Different identification methods make sense in different scenarios – a RFID tag in a cow’s ear, a bar code on a basket of tomatoes – and different methods can communicate the same standard of information. Manitoba plans to get on board with GS1 Canada, a global non-profit standards organization that is developing a Global Traceability Standard (GTS).
“GTS makes traceability systems possible on a global scale, for both small and large organizations, all along the supply chain, no matter what enabling technologies are used,” says Sarah Charuk, a spokesperson with GS1 Canada.
The organization has already developed a Produce Traceability Initiative that is sponsored by the Canadian Produce Marketing Association and other industry organizations.

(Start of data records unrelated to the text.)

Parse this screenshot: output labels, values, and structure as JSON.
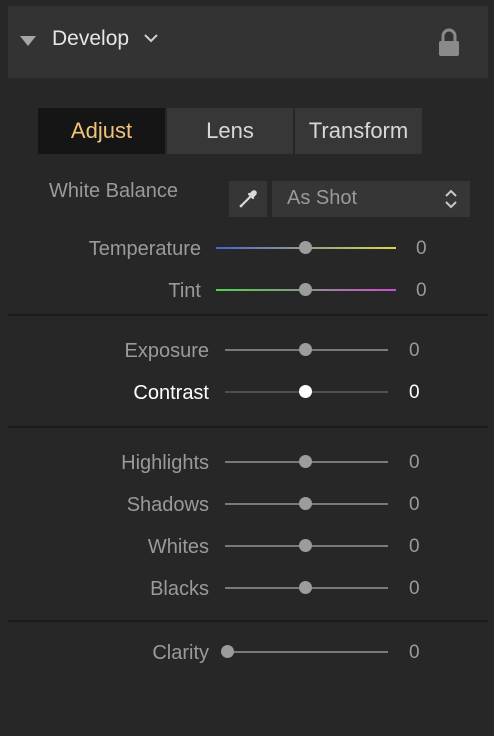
{
  "header": {
    "title": "Develop"
  },
  "tabs": [
    {
      "label": "Adjust",
      "active": true
    },
    {
      "label": "Lens",
      "active": false
    },
    {
      "label": "Transform",
      "active": false
    }
  ],
  "white_balance": {
    "label": "White Balance",
    "selected": "As Shot"
  },
  "sliders": {
    "temperature": {
      "label": "Temperature",
      "value": "0"
    },
    "tint": {
      "label": "Tint",
      "value": "0"
    },
    "exposure": {
      "label": "Exposure",
      "value": "0"
    },
    "contrast": {
      "label": "Contrast",
      "value": "0"
    },
    "highlights": {
      "label": "Highlights",
      "value": "0"
    },
    "shadows": {
      "label": "Shadows",
      "value": "0"
    },
    "whites": {
      "label": "Whites",
      "value": "0"
    },
    "blacks": {
      "label": "Blacks",
      "value": "0"
    },
    "clarity": {
      "label": "Clarity",
      "value": "0"
    }
  },
  "colors": {
    "accent_active_tab": "#f0c37a",
    "temperature_gradient": [
      "#4a63d6",
      "#d8d84a"
    ],
    "tint_gradient": [
      "#4cd64c",
      "#cf4ccf"
    ]
  }
}
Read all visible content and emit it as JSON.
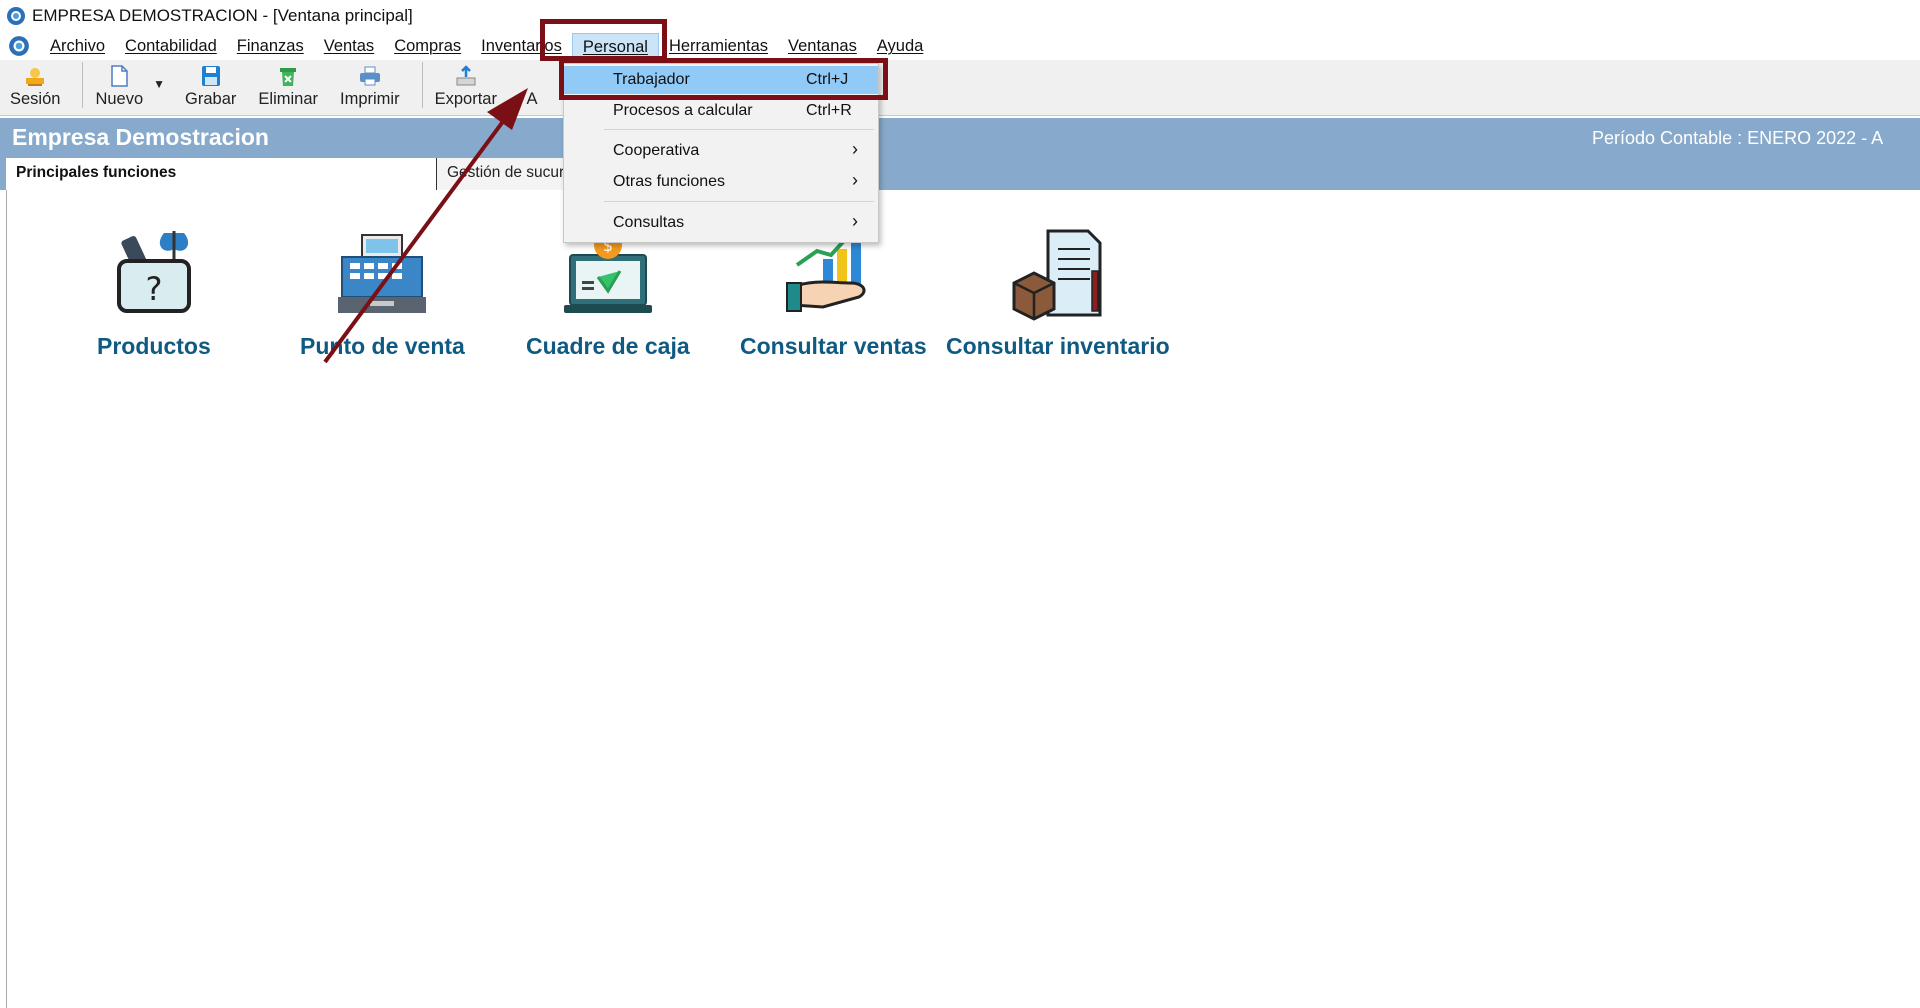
{
  "window": {
    "title": "EMPRESA DEMOSTRACION - [Ventana principal]"
  },
  "menubar": {
    "items": [
      {
        "label": "Archivo"
      },
      {
        "label": "Contabilidad"
      },
      {
        "label": "Finanzas"
      },
      {
        "label": "Ventas"
      },
      {
        "label": "Compras"
      },
      {
        "label": "Inventarios"
      },
      {
        "label": "Personal",
        "active": true
      },
      {
        "label": "Herramientas"
      },
      {
        "label": "Ventanas"
      },
      {
        "label": "Ayuda"
      }
    ]
  },
  "toolbar": {
    "sesion": "Sesión",
    "nuevo": "Nuevo",
    "grabar": "Grabar",
    "eliminar": "Eliminar",
    "imprimir": "Imprimir",
    "exportar": "Exportar",
    "next_partial": "A"
  },
  "header": {
    "company": "Empresa Demostracion",
    "period": "Período Contable : ENERO 2022    -    A"
  },
  "tabs": [
    {
      "label": "Principales funciones",
      "selected": true
    },
    {
      "label": "Gestión de sucursales"
    }
  ],
  "functions": [
    {
      "label": "Productos",
      "icon": "products-basket-icon"
    },
    {
      "label": "Punto de venta",
      "icon": "cash-register-icon"
    },
    {
      "label": "Cuadre de caja",
      "icon": "cash-balance-laptop-icon"
    },
    {
      "label": "Consultar ventas",
      "icon": "sales-chart-hand-icon"
    },
    {
      "label": "Consultar inventario",
      "icon": "inventory-document-box-icon"
    }
  ],
  "personal_menu": {
    "items": [
      {
        "label": "Trabajador",
        "shortcut": "Ctrl+J",
        "highlighted": true
      },
      {
        "label": "Procesos a calcular",
        "shortcut": "Ctrl+R"
      },
      {
        "label": "Cooperativa",
        "submenu_glyph": "›"
      },
      {
        "label": "Otras funciones",
        "submenu_glyph": "›"
      },
      {
        "label": "Consultas",
        "submenu_glyph": "›"
      }
    ]
  },
  "colors": {
    "header_band": "#87aacc",
    "function_label": "#0f5a82",
    "menu_highlight": "#91c9f7",
    "annotation": "#7a0f16"
  }
}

Seattle-based Impinj Inc. is a RFID manufacturer that provides chips for produce tracking purposes. The chips prove an effective way to track food without disrupting already-established business processes, says Michael Manley, senior director of health and life sciences RFID at Impinj.
“You just need one good field boss that you can train with the RFID reader,” he says. “From that point, you have traceability all the way back to the piece of land that it was pulled from.”
Tags are placed on baskets containing produce that was just picked, Manley explains. Then before it is loaded on the truck it is scanned by the field boss with a RFID reader that is equipped with a GPS device. That way, its time and location are now associated with the unique code given by the RFID tag.
Those same bins are tracked for the time they spend on the truck, in a cooling unit, and all the way out into grocery stores. So if there’s a problem, they can trace it back to the source and shut down the affected lots until a solution is found.
Food brands are becoming concerned about consumer’s perception of food safety and are pushing RFID tags as an effective tracking method, Manley says. But it’s still early days.
“It’s certainly not ubiquitous by any stretch,” he says. “It’s a very difficult supply chain because it’s so fragmented and there are so many small growers.”
Whatever the method chosen to track food products through the supply chain, in IBM’s view Manitoba – or Canada – doesn’t have the luxury of time to get a working system in place.
“We don’t think that Canada has long to get this done, because we are losing export marketers to some of our competitors,” Graham says. “There are people who think it has to happen in less than five years.”
If it doesn’t, problems will arise even before then. Starting Jan. 1 of 2010, the European Union will require that all cattle coming from Canada be age and source verified. It’s fallout from mad cow, and its catching the attention of both the federal and provincial governments.
Manitoba is working to have its system in place soon. But it’s hard to nail down a distinct timeline, Lees says. “It’ll be months to a year from now.”
Certain components are in place now, but the links between them have to be built, he adds.